Operating Systems => PC (32bit) => Windows XP (Oct 2001) => Topic started by: chrisNova777 on September 24, 2017, 05:35:48 PM

Title: some comments on windows XP + ACPI mode vs STANDARD mode
Post by: chrisNova777 on September 24, 2017, 05:35:48 PM

I simply cannot record MIDI in ACPI mode in Windows XP. The timing is horrible--a terrible, annoying quarter-note lag. I was thinking SP2 would fix the problem, but it did not.

Thanks Microsoft. I now have a perfectly good USB audio/MIDI interface (Tascam us-122) that can't perform the most basic of functions because of this unfixable problem. For the umpteenth time, I now have to re-install in Standard PC mode.

What are the disadvantages of installing in Standard PC mode? I've heard it causes instability. Does anyone else here have to run Win XP in Standard PC mode because of this problem?

All I know is this:

I have installed XP in ACPI mode countless times and have ALWAYS had the poor MIDI timing.

And I have installed in Standard PC mode countless times and have always had NO MIDI timing problems whatsoever.

I'd say that has nothing to do with latency or settings within Cubase.

The only reason I'd rather not install in Standard PC is because everybody says not to in Win XP. They say it's not necessary.

As to why they say this and how it relates to me, I have no clue

from rme regarding hammerfall cards

Under Windows XP Microsoft has significantly improved both interrupt handling and ACPI. In most cases the interrupts will not be sharing IRQ 9. Even when, problems like with the above mentioned simultaneous network transmission are no longer found. Furthermore XP operates more reliable and stable using the ACPI mode. Therefore changing to Standard-PC mode under Windows XP is not recommended.

The worst thing to do is to use Standard-PC mode with the latest generation of single CPU motherboards, having an advanced programmable interrupt controller (APIC.) These boards offer 24 interrupts under Windows XP in ACPI mode (else found on dual CPU boards only) - but only 15 when using Standard-PC mode!

Need to reinstall for Standard PC mode? You don't have to. Just select Standard PC as the driver, it'll reboot like 3 times, reinstalling all the drivers for your devices (make sure you got your driver disks ready), and you're done. Going back to APCI from Standard PC mode requires a reinstall.
Title: Re: some comments on windows XP + ACPI mode vs STANDARD mode
Post by: chrisNova777 on July 21, 2019, 10:42:19 PM

Title: How do I disable ACPI mode on Windows XP?
Post by: chrisNova777 on September 29, 2021, 04:39:41 AM

How do I disable ACPI mode on Windows XP?
Article #28268 Updated on Apr 27, 2007 at 12:00 AM
ACPI mode * for VERY Advanced users * only necessary if IRQ steps are unmanageable * will not likely help laptop computers *
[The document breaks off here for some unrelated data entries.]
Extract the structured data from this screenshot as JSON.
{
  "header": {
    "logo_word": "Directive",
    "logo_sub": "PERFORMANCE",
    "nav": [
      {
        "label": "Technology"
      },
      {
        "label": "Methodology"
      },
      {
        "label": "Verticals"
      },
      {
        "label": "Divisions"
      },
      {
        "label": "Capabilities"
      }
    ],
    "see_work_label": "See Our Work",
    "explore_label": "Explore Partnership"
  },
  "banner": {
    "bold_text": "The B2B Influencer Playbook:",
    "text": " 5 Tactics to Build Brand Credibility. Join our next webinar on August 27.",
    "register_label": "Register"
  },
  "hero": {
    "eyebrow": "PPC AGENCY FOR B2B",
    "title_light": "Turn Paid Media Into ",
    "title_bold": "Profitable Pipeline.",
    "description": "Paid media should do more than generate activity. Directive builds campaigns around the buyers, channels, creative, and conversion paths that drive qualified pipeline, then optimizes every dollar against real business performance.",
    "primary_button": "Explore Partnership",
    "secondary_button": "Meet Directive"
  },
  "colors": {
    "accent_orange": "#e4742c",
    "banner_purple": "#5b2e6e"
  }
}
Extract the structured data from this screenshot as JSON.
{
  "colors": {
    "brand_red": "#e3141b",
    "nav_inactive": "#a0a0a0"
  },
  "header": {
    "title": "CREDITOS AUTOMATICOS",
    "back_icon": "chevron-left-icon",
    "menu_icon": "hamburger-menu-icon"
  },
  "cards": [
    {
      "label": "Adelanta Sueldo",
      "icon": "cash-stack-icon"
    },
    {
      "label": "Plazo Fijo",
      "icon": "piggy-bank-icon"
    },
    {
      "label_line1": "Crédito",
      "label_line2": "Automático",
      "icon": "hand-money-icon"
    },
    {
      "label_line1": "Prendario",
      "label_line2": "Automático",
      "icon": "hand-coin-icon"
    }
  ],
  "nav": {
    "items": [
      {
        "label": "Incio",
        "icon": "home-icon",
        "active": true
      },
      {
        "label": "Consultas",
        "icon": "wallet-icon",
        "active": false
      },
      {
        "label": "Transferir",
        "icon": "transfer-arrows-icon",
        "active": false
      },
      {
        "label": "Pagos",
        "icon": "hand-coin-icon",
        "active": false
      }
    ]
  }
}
* This step is recommended to be one of the LAST RESORT options to try since it drastically changes your system’s IRQ configuration. Current computers RARELY need this step done.

If you have all your device on IRQ 9, 10, or 11 and changing PCI slots doesn’t change this, or if you have devices on IRQs higher than 15 in Windows XP it’s because you are running in ACPI mode. This can cause problems due to sharing and IRQs the hardware doesn’t know how to handle. Here’s how you can switch back to the normal Win98-BIOS-controlled IRQs.
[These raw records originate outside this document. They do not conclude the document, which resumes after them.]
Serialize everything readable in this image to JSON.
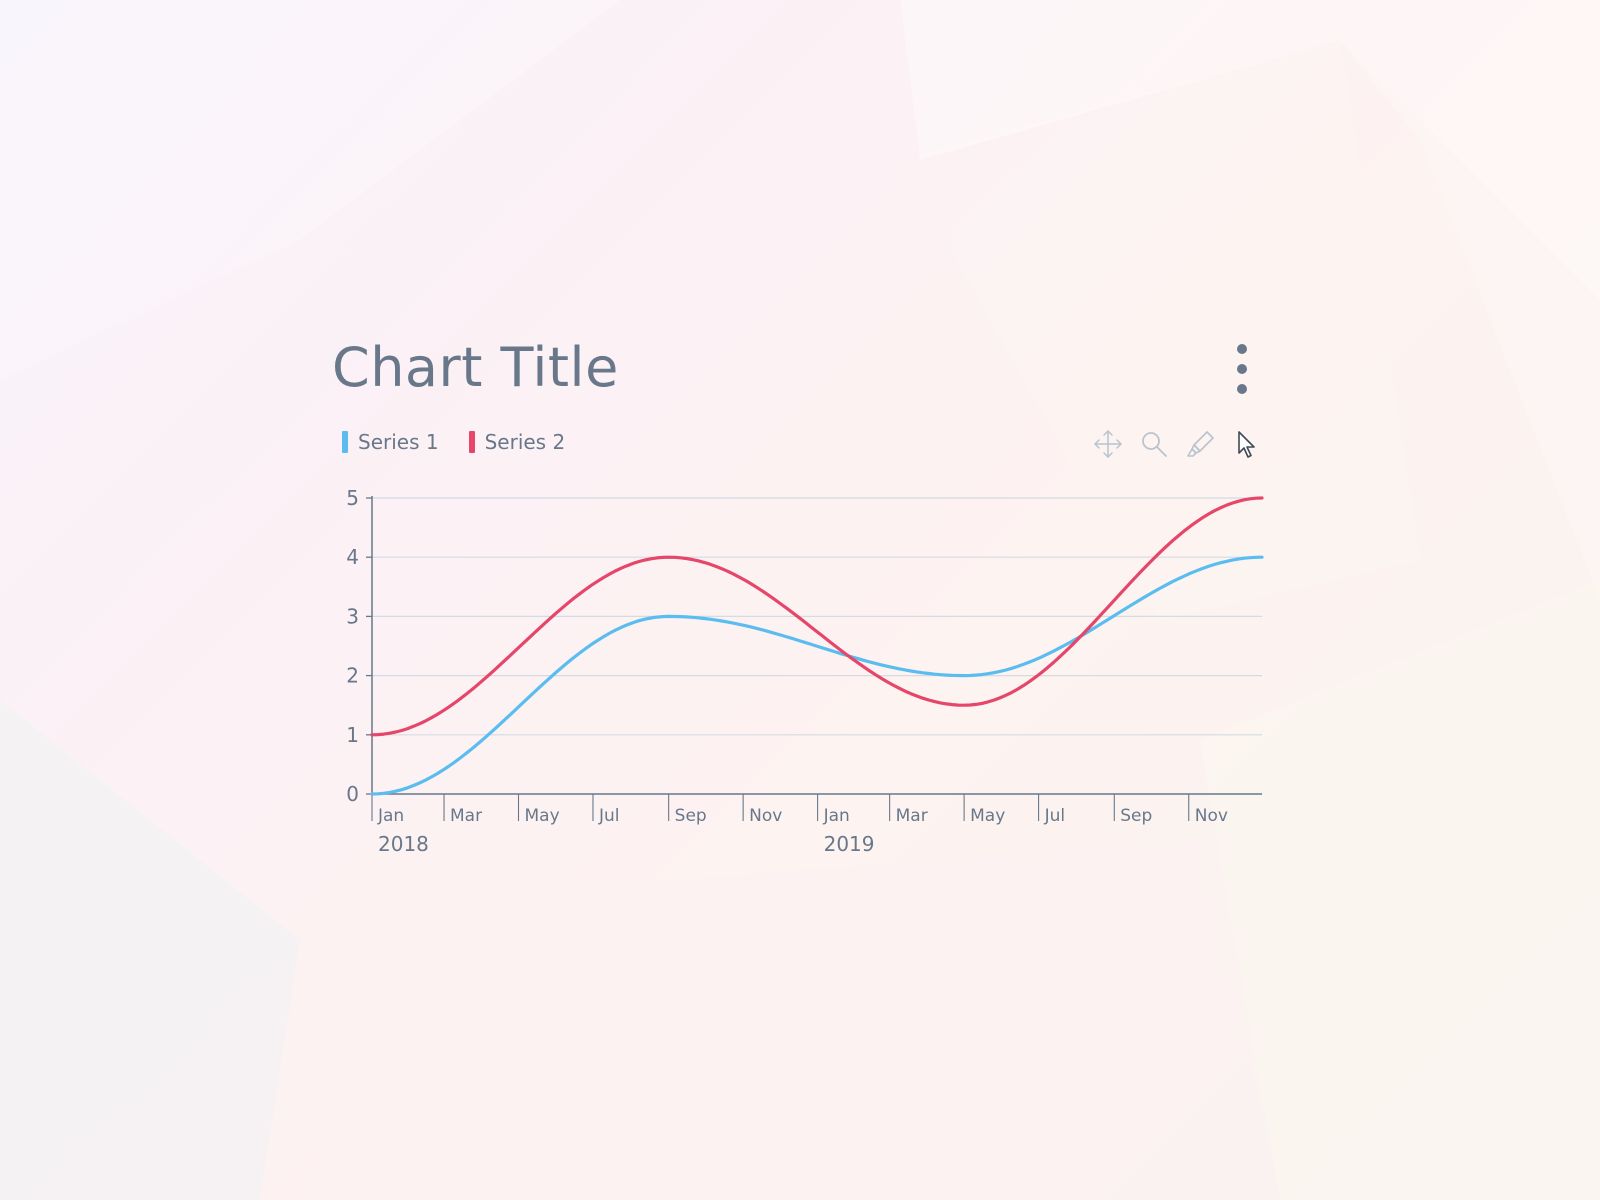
{
  "colors": {
    "series_1": "#5bbcf0",
    "series_2": "#e5466a",
    "text": "#68788a",
    "grid": "#d3dbe3",
    "axis": "#68788a"
  },
  "chart_title": "Chart Title",
  "menu_icon": "more-vertical-icon",
  "legend": [
    {
      "label": "Series 1",
      "color": "#5bbcf0"
    },
    {
      "label": "Series 2",
      "color": "#e5466a"
    }
  ],
  "toolbar": [
    {
      "name": "pan-tool-button",
      "icon": "move-arrows-icon",
      "active": false
    },
    {
      "name": "zoom-tool-button",
      "icon": "magnifier-icon",
      "active": false
    },
    {
      "name": "highlight-tool-button",
      "icon": "highlighter-icon",
      "active": false
    },
    {
      "name": "select-tool-button",
      "icon": "cursor-arrow-icon",
      "active": true
    }
  ],
  "chart_data": {
    "type": "line",
    "title": "Chart Title",
    "xlabel": "",
    "ylabel": "",
    "x_range": [
      "2018-01-01",
      "2019-12-31"
    ],
    "ylim": [
      0,
      5
    ],
    "yticks": [
      0,
      1,
      2,
      3,
      4,
      5
    ],
    "grid": true,
    "legend_position": "top-left",
    "x_ticks": [
      {
        "date": "2018-01-01",
        "label": "Jan"
      },
      {
        "date": "2018-03-01",
        "label": "Mar"
      },
      {
        "date": "2018-05-01",
        "label": "May"
      },
      {
        "date": "2018-07-01",
        "label": "Jul"
      },
      {
        "date": "2018-09-01",
        "label": "Sep"
      },
      {
        "date": "2018-11-01",
        "label": "Nov"
      },
      {
        "date": "2019-01-01",
        "label": "Jan"
      },
      {
        "date": "2019-03-01",
        "label": "Mar"
      },
      {
        "date": "2019-05-01",
        "label": "May"
      },
      {
        "date": "2019-07-01",
        "label": "Jul"
      },
      {
        "date": "2019-09-01",
        "label": "Sep"
      },
      {
        "date": "2019-11-01",
        "label": "Nov"
      }
    ],
    "year_labels": [
      {
        "date": "2018-01-01",
        "label": "2018"
      },
      {
        "date": "2019-01-01",
        "label": "2019"
      }
    ],
    "series": [
      {
        "name": "Series 1",
        "color": "#5bbcf0",
        "points": [
          {
            "x": "2018-01-01",
            "y": 0
          },
          {
            "x": "2018-09-01",
            "y": 3
          },
          {
            "x": "2019-05-01",
            "y": 2
          },
          {
            "x": "2019-12-31",
            "y": 4
          }
        ]
      },
      {
        "name": "Series 2",
        "color": "#e5466a",
        "points": [
          {
            "x": "2018-01-01",
            "y": 1
          },
          {
            "x": "2018-09-01",
            "y": 4
          },
          {
            "x": "2019-05-01",
            "y": 1.5
          },
          {
            "x": "2019-12-31",
            "y": 5
          }
        ]
      }
    ]
  }
}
* This step is not recommended for DUAL PROCESSOR machines – disabling ACPI will disable dual-processor support.

* WARNING: YOU MUST HAVE ALL HARDWARE DRIVERS AVAILABLE AT RESTART. This will re-detect ALL your hardware, and any hardware drivers needed will be asked for. THERE IS A (slight) CHANCE THIS WILL RENDER YOUR SYSTEM UNBOOTABLE, do this at your own risk.

* If you have a USB mouse, you may need to find an old PS/2 (round connector) mouse. USB is one of the last devices detected in this process, and therefore your mouse pointer will be unusable for part of this process if it is USB.

To disable ACPI, you’ll need to change the system setting from ‘ACPI-PC’ to ‘Standard-PC’. Right-Click on My Computer -> Properties -> Hardware -> Device Manager -> Computer -> Advanced Configuration and Power Interface (ACPI) PC -> Driver -> Update Driver -> Install from a list or specific location -> Don’t Search.. -> Standard-PC.

Note that changing this means that all drivers of your hardware are re-installed (keep the driver disks available). Additionally, make sure that PNP OS INSTALLED in BIOS is set to NO (very important). Also note that disabling ACPI mode may cause your computer to not power off when you perform a Windows shutdown. Simply push the power button after performing a shutdown.

Reversing this step – re-enabling ACPI – can be as simple asrepeating this step and choosing ACPI-compliant PC instead of Standard. Again, this will require drivers to be reloaded.